### PROVIDED RECORDS
┄┄┄┄┄┄┄┄┄┄┄┄┄┄┄┄┄┄┄┄

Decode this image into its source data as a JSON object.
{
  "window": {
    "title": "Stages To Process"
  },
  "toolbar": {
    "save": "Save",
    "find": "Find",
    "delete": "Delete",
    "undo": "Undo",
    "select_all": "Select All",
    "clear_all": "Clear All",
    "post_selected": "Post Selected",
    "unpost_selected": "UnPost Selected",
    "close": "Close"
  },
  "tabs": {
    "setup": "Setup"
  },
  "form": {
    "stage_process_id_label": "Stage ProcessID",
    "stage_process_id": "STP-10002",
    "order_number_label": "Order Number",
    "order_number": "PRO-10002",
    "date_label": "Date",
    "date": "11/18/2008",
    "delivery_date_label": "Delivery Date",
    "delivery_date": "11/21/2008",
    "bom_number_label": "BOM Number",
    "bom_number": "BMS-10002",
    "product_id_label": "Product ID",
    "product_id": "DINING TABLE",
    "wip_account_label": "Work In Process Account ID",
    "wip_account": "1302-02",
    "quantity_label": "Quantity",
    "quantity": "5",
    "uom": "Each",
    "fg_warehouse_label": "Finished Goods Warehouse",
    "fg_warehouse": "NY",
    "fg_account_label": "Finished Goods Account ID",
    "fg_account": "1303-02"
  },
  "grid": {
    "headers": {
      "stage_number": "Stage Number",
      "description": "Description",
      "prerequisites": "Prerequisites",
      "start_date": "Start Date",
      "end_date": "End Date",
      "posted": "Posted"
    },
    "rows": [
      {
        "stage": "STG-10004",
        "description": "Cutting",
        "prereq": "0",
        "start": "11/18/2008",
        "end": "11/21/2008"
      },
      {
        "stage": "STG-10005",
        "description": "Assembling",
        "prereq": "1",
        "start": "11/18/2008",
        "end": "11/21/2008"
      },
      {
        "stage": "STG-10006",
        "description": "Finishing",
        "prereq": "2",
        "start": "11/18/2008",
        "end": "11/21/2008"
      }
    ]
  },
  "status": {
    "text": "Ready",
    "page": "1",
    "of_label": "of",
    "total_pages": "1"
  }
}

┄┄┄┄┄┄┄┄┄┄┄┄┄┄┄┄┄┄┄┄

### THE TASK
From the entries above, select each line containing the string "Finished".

### RESPONSE FOR THIS EXERCISE
    "fg_warehouse_label": "Finished Goods Warehouse",
    "fg_account_label": "Finished Goods Account ID",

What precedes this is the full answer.